Saving lives through treatment and preventative measures
Non-communicable diseases (NCDs), commonly known as chronic diseases, kill nearly 30 million people in developing countries each year. While NCDs are commonly associated with Western countries, nearly three-quarters of deaths are found in low- and middle-income countries. The primary contributors to NCD morbidity and mortality are cardiovascular disease, cancer, respiratory disease, and diabetes.
IMA focuses its efforts currently on screening and treatment for cancer, which is commonly seen as a fatal diagnosis where IMA works in Tanzania.
IMA partners with health facilities and their surrounding communities to screen and treat cervical cancer through low-cost visual inspection with acetic acid (VIA) and cryotherapy.
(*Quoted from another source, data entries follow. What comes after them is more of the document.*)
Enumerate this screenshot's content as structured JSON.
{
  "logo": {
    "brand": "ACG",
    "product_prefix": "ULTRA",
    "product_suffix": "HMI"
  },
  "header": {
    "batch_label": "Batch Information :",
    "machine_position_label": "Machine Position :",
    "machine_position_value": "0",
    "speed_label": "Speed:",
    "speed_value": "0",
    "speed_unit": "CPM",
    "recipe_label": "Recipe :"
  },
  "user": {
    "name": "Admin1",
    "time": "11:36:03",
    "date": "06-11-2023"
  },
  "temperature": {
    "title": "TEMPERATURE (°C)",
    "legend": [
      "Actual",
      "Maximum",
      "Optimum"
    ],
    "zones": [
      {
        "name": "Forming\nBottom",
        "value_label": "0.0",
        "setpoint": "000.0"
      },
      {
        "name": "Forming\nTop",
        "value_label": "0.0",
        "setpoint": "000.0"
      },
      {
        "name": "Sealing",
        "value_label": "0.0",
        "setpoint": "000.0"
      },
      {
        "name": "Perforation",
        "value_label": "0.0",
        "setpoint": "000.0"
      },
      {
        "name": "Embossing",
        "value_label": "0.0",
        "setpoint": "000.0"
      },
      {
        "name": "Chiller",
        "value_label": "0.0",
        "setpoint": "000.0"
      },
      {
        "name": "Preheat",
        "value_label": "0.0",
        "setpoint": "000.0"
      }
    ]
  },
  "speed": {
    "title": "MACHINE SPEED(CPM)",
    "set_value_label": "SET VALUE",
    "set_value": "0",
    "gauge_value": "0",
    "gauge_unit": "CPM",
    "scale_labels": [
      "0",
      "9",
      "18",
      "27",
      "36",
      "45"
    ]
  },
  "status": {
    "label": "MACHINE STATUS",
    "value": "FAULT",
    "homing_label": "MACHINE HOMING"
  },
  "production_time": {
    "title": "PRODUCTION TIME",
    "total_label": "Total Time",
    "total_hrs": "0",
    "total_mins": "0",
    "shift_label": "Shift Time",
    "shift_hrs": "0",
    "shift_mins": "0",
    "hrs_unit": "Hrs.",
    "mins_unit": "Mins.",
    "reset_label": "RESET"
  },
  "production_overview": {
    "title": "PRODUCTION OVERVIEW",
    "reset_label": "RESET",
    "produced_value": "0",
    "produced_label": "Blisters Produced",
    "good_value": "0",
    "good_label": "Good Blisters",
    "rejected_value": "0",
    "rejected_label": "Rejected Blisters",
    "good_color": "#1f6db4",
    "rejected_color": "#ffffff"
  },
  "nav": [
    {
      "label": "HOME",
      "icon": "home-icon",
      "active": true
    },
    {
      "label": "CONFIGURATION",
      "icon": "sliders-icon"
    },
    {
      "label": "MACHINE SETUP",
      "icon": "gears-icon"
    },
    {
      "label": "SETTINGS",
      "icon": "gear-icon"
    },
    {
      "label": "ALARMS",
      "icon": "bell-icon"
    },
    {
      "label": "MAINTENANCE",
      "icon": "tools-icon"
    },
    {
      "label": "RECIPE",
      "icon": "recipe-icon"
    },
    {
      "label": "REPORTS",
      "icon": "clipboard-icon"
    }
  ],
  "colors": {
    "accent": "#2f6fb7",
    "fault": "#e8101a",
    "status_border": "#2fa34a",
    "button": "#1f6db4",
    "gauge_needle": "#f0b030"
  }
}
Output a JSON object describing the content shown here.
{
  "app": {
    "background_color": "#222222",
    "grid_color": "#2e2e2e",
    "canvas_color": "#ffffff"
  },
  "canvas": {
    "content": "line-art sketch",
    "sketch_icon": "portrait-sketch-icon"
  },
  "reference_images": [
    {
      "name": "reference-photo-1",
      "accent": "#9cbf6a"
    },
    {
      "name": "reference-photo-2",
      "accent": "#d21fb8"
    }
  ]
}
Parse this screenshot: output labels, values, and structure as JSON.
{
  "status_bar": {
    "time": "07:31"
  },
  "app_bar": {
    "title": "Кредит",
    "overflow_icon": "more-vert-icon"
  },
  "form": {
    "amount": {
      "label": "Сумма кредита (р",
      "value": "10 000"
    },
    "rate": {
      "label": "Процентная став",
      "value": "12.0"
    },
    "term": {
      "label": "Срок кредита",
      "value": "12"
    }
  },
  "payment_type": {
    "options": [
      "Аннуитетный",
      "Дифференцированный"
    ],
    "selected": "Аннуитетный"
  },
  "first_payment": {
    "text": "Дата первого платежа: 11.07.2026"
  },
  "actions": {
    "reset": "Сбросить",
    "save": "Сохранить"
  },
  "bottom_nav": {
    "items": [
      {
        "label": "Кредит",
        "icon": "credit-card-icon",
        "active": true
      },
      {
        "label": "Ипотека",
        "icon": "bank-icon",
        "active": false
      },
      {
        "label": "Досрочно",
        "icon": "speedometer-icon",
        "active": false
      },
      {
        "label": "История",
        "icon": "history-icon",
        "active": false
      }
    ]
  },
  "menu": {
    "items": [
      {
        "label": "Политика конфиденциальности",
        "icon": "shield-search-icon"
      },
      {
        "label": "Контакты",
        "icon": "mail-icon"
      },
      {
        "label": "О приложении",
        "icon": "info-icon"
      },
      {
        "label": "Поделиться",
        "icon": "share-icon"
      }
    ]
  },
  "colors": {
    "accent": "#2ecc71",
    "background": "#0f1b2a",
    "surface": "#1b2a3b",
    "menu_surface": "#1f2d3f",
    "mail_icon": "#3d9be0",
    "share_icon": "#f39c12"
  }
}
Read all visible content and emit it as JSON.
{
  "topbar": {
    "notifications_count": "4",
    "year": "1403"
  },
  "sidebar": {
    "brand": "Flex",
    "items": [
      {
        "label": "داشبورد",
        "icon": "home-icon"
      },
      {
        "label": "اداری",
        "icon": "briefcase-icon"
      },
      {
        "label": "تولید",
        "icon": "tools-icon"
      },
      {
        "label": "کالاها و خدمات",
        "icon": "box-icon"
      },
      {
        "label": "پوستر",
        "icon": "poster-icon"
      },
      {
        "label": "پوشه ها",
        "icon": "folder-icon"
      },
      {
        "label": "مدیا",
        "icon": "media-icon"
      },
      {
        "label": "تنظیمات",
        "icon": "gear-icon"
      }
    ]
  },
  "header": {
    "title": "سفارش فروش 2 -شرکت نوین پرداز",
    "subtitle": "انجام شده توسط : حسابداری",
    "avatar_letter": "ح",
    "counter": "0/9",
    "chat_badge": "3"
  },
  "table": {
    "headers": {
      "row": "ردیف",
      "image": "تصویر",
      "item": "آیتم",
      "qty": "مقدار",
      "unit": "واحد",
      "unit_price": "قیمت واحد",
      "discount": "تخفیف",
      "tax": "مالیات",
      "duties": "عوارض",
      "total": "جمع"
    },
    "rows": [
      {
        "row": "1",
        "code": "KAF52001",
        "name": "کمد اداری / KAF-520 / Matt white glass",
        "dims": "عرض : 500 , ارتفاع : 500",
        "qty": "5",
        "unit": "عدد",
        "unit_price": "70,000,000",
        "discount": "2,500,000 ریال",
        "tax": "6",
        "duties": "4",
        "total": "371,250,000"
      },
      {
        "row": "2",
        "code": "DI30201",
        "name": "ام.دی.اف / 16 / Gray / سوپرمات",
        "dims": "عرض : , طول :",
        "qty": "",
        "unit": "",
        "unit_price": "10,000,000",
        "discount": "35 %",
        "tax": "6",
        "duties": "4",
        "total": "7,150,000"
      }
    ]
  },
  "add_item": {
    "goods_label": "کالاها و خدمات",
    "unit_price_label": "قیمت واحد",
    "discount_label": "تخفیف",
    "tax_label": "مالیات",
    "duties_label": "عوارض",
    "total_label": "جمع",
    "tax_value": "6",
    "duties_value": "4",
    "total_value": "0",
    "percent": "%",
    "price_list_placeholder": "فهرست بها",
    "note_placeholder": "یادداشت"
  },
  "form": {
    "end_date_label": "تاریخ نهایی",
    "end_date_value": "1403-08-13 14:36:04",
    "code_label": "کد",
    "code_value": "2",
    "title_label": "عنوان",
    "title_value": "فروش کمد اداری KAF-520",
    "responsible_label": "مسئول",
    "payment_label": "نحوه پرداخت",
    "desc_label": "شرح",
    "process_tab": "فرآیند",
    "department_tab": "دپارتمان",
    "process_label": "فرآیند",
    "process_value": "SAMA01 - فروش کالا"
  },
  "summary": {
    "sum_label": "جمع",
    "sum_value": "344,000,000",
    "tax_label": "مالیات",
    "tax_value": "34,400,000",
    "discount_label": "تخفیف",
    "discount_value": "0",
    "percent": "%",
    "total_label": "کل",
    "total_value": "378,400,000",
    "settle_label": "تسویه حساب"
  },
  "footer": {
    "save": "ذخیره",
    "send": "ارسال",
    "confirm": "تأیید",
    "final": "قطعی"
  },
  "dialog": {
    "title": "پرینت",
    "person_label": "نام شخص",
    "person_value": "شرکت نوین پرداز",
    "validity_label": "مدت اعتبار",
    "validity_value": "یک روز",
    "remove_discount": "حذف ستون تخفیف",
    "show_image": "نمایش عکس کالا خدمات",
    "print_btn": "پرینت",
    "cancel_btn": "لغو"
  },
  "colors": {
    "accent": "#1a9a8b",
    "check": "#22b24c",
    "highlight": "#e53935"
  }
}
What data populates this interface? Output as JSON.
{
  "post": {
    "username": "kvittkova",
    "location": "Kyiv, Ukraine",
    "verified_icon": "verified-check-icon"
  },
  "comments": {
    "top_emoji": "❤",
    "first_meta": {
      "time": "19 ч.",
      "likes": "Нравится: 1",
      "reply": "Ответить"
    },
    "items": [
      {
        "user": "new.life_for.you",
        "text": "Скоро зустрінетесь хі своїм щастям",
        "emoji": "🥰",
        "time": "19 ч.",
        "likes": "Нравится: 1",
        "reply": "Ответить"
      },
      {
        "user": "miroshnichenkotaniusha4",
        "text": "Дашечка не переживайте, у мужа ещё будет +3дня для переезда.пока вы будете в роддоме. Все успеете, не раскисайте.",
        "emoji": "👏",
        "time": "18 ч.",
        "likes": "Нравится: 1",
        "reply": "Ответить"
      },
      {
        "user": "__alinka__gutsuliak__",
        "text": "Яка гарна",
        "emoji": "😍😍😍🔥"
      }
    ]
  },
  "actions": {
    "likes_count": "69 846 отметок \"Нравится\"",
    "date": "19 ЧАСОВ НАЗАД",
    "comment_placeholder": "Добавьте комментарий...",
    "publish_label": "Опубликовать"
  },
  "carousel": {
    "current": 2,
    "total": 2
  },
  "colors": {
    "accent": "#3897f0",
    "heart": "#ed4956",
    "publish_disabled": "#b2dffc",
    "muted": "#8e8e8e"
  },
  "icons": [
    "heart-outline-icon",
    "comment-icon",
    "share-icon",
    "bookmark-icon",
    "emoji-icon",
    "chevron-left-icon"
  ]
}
This disease is seen at very high levels in women in Tanzania (more than 50 percent higher than its neighbors in East Africa), due in part to its association as an opportunistic infection from HIV/AIDS and high HPV prevalence. IMA trains facility-based health care workers in screening, diagnosis and treatment, while it works at the community level to increase awareness on the need for screening. IMA also screens and treats children for Burkitt’s Lymphoma (BL), a common childhood cancer in Tanzania. This fast-onset cancer is highly treatable if diagnosed and treated promptly. IMA trains health care workers to identify BL and provides chemotherapy for treatment, which are difficult and costly for hospitals to obtain.
IMA’s cancer programs have demonstratively saved lives. IMA has treated more than 4,500 children for BL, and hundreds of women for cervical cancer using same-day cryotherapy treatment.
IMA has also strengthened the health system’s ability to deliver these services in the future more sustainably. With BL, for example, IMA trained more than 2,000 health care workers in diagnosis and case management, and developed the country’s first cancer guidelines (BL National Treatment Guidelines).
Cervical Cancer Project
IMA is increasing access to cervical cancer prevention, screening, and treatment in high-prevalence areas. Tanzania hosts one of the world’s highest cervical cancer burdens: Nine times higher than in North America. Leveraging work in Project LEAD’s efforts to address HIV/AIDS, IMA trains health care workers in visual inspection with acetic acid (VIA) screening and cryotherapy treatment, provides screening equipment and supplies, and increases community awareness on the importance of screening and early detection. IMA’s projects have screened more than 40,000 women and provided more than 300 women with same-day treatment.
Childhood Cancer Detection and Treatment
IMA helps community and facility health care workers identify and treat BL, a common childhood cancer. IMA trains health care workers to identify BL and provides chemotherapy for treatment, which are difficult and costly for hospitals to obtain. To date, IMA has treated more than 4,500 children and trained 2,000 health care workers in case management.